These are selections from Radio Sweden. Godmorjon Varld is first, and while RS said it was comedy, it doesn't sound like it. It sounds like a Swedish "Morning Edition"; it could be all fake. If it is, that's pretty amazing. The second, can't remember the name: Funny. Song parodies, "cooler" sounding Swedish, and a part about drive-bys that's really funny but I don't feel like explaining now. Then a couple documentaries. I like the beginning, with the dramatic music and the thickened voice going "Du lyssna pa sveriges radio. Det har ar P3." You can totally understand it, and when you hear it, you're like, "oh THAT's how 'har' is really said!" Then: Mammas Nya Kille, which is just hilarious for so many reasons, partly because every now and then you catch some Swedish; then cuz of the guy who goes into English sentences all the time and you're wondering if he's supposed to be an American cuz he sounds all cocky; then the voices that they put on for the characters, which you laugh at even though you don't know what they're saying, but you do catch that they frequently address the host by name and pause before speaking. "Bengt..... Ja blah blah blah"
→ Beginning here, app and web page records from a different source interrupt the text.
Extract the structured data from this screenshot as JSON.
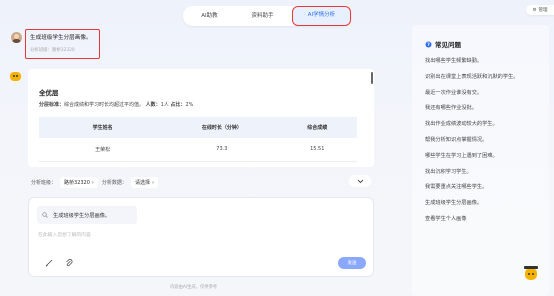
{
  "tabs": [
    {
      "label": "AI助教",
      "active": false
    },
    {
      "label": "资料助手",
      "active": false
    },
    {
      "label": "AI学情分析",
      "active": true
    }
  ],
  "top_right": {
    "manage_label": "管理"
  },
  "user_message": {
    "question": "生成班级学生分层画像。",
    "source": "分析班级：路桥32320"
  },
  "answer": {
    "heading": "全优层",
    "standard_label": "分层标准：",
    "standard_text": "综合成绩和学习时长均超过平均值。",
    "count_label": "人数：",
    "count_value": "1人",
    "ratio_label": "占比：",
    "ratio_value": "2%",
    "table": {
      "headers": [
        "学生姓名",
        "在线时长（分钟）",
        "综合成绩"
      ],
      "rows": [
        [
          "王荣松",
          "73.3",
          "15.51"
        ]
      ]
    }
  },
  "filters": {
    "class_label": "分析班级：",
    "class_value": "路桥32320",
    "data_label": "分析数据：",
    "data_value": "请选择"
  },
  "input": {
    "suggestion": "生成班级学生分层画像。",
    "placeholder": "在此输入您想了解的内容",
    "send_label": "发送"
  },
  "footer_note": "内容由AI生成，仅供参考",
  "faq": {
    "title": "常见问题",
    "items": [
      "找出哪些学生频繁缺勤。",
      "识别出在课堂上表现活跃和沉默的学生。",
      "最近一次作业谁没有交。",
      "我还有哪些作业没批。",
      "找出作业成绩波动较大的学生。",
      "帮我分析知识点掌握情况。",
      "哪些学生在学习上遇到了困难。",
      "找出沉积学习学生。",
      "我需要重点关注哪些学生。",
      "生成班级学生分层画像。",
      "查看学生个人画像"
    ]
  },
  "colors": {
    "accent": "#2f6df6",
    "highlight_border": "#e53935",
    "send": "#8aa8ff"
  }
}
21. Winter Wonderland, hellogoodbye #40
I love this song. I love how it's sparsely and straightforwardly arranged, with the natural instruments playing counterpoint to the overdistorted voice we hear, and the natural, toy-sounding keyboard, with the very, very clear jingle bells. I like the vocal, but I don't believe for a moment that he's as sweet and innocent as his vocal. That said, he does do VERY well with the word nose in "though your nose gets a chilling." It really sounds like a little boy. That said, while his vocal is interesting, he's really not that GOOD, per se, as a singer. But then we need more singers that aren't tuned to death out there.
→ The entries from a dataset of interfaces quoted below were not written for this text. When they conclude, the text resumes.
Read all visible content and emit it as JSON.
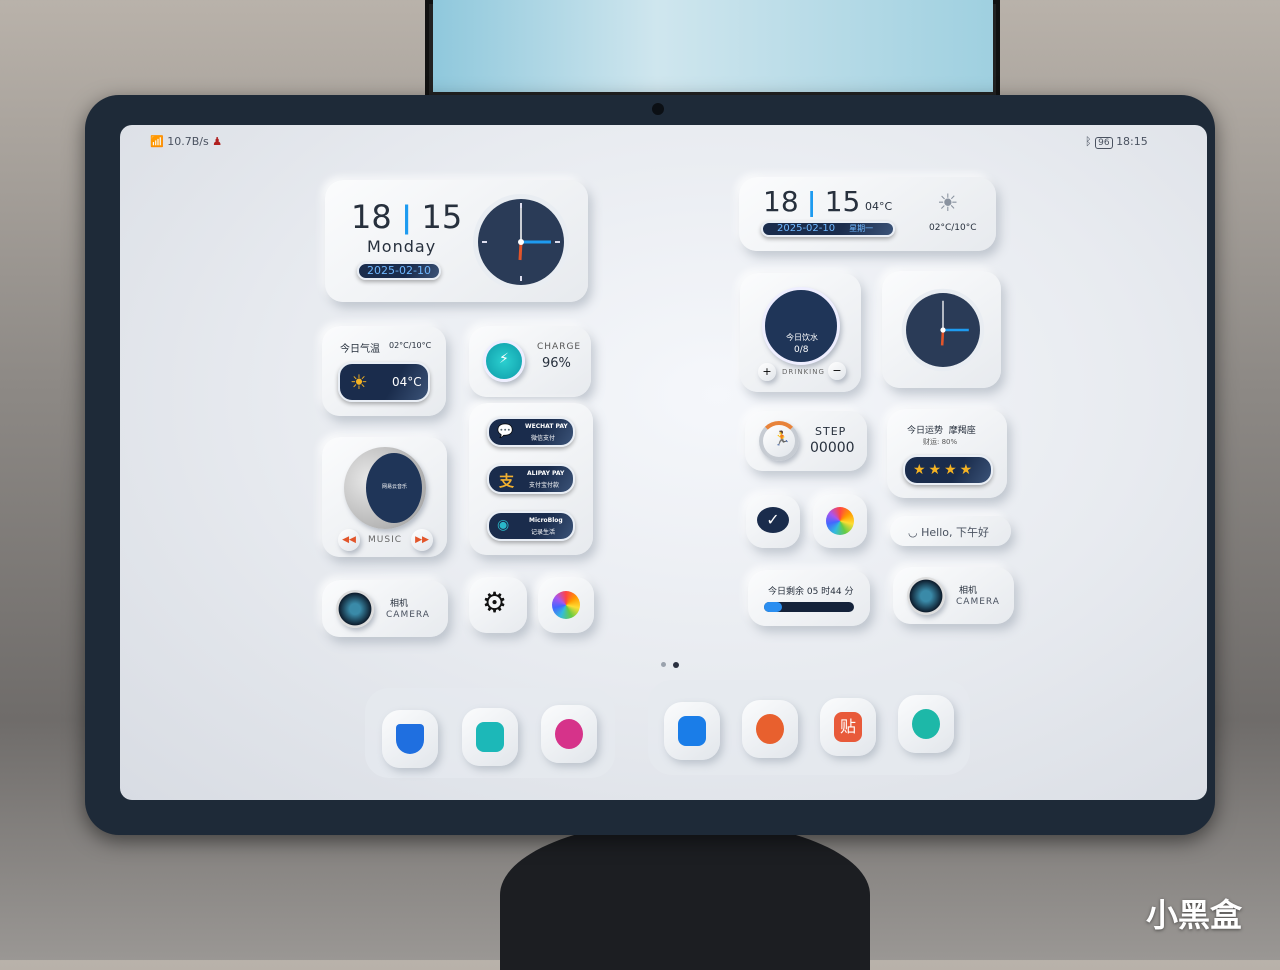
{
  "status_bar": {
    "network_speed": "10.7B/s",
    "battery": "96",
    "time": "18:15"
  },
  "clock_widget_left": {
    "hour": "18",
    "minute": "15",
    "weekday": "Monday",
    "date": "2025-02-10"
  },
  "weather_widget": {
    "title": "今日气温",
    "range": "02°C/10°C",
    "temp": "04°C"
  },
  "charge_widget": {
    "label": "CHARGE",
    "value": "96%"
  },
  "music_widget": {
    "disc_text": "网易云音乐",
    "label": "MUSIC"
  },
  "pay_widget": {
    "items": [
      {
        "en": "WECHAT PAY",
        "cn": "微信支付"
      },
      {
        "en": "ALIPAY PAY",
        "cn": "支付宝付款"
      },
      {
        "en": "MicroBlog",
        "cn": "记录生活"
      }
    ]
  },
  "camera_widget": {
    "cn": "相机",
    "en": "CAMERA"
  },
  "clock_widget_right": {
    "hour": "18",
    "minute": "15",
    "temp": "04°C",
    "date": "2025-02-10",
    "weekday": "星期一",
    "range": "02°C/10°C"
  },
  "drinking_widget": {
    "title": "今日饮水",
    "count": "0/8",
    "label": "DRINKING",
    "plus": "+",
    "minus": "−"
  },
  "step_widget": {
    "label": "STEP",
    "value": "00000"
  },
  "fortune_widget": {
    "title": "今日运势",
    "sign": "摩羯座",
    "wealth": "财运: 80%",
    "stars": 4
  },
  "hello_widget": {
    "text": "Hello, 下午好"
  },
  "timer_widget": {
    "text": "今日剩余 05 时44 分",
    "progress": 0.2
  },
  "pager": {
    "pages": 2,
    "current": 2
  },
  "dock": {
    "left": [
      "shield-icon",
      "camera-app-icon",
      "bilibili-icon"
    ],
    "right": [
      "files-icon",
      "settings-flower-icon",
      "tie-app-icon",
      "swirl-app-icon"
    ]
  },
  "watermark": "小黑盒",
  "colors": {
    "accent_blue": "#1e9bf0",
    "pill_navy": "#1a2c4c",
    "charge_teal": "#17b8c0",
    "star": "#f5b323"
  }
}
22. [speaking of tuned to death] Come Clean Rain, Hilary Duff #41
I like this song, it's like the songs I would listen to in high school. Pure candyfloss. It has its moments--at the beginning and in the bridge, when it does that beat speeding up thing and has some pitch variation in the echo of "rain fall." And the vocal is interesting, because you KNOW it's tuned to death but largely don't hear it. EXCEPT at the conjunction of the last two syllables of the song, where it's EXTREMELY evident, at begiiii----ning. Right at ning. I heard it the other day, and I can't believe I'd never noticed it before.
23. Karpe Diem, Swedish/Danish/or something Nordic rappers. two songs #42 & 42
From the very limited exposure I've had to Swedish rap, these guys sound so good. they seriously sound like a couple of young, tanned, golden haired guys you hope that Sweden is populated with. Admittedly, Swedish rap sounds really forking weird to Americans, just because it sounds strange, but these peeps do some cool production stuff with their songs. In the beginning of one, they sing a line from a Beyonce song, mentioning Beyonce by name. It's also kinda strange how they put these chorus effects on their voices. I just wonder if they'll still sound so good after their voices change.
And that's the community service beep for now!